• **ABOUT THIS EXERCISE**
Look for the word "字母组合" in the entries and copy every line where it shows up.
++++ DATA RECORDS ++++
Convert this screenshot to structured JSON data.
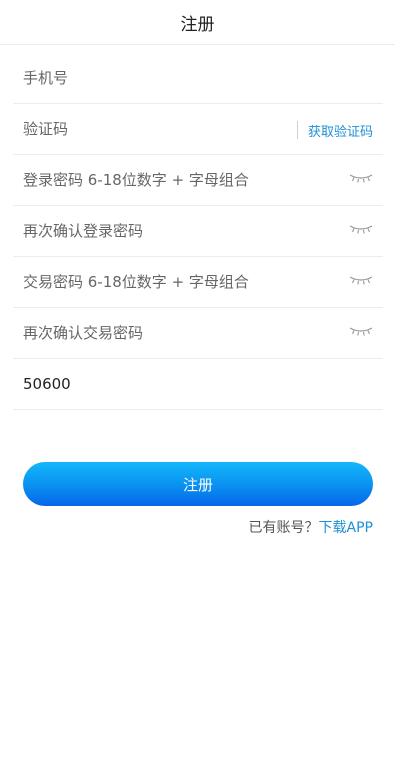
{
  "header": {
    "title": "注册"
  },
  "form": {
    "phone_placeholder": "手机号",
    "code_placeholder": "验证码",
    "get_code_label": "获取验证码",
    "login_password_placeholder": "登录密码 6-18位数字 + 字母组合",
    "login_password_confirm_placeholder": "再次确认登录密码",
    "trade_password_placeholder": "交易密码 6-18位数字 + 字母组合",
    "trade_password_confirm_placeholder": "再次确认交易密码",
    "invite_code_value": "50600"
  },
  "submit": {
    "label": "注册"
  },
  "footer": {
    "have_account_text": "已有账号？",
    "download_label": "下载APP"
  },
  "colors": {
    "accent": "#1e90d4",
    "button_top": "#13b7fb",
    "button_bottom": "#0466e8"
  },
  "icons": {
    "password_toggle": "eye-closed-icon"
  }
}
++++
• **SOLUTION TO THE PROBLEM**
    "login_password_placeholder": "登录密码 6-18位数字 + 字母组合",
    "trade_password_placeholder": "交易密码 6-18位数字 + 字母组合",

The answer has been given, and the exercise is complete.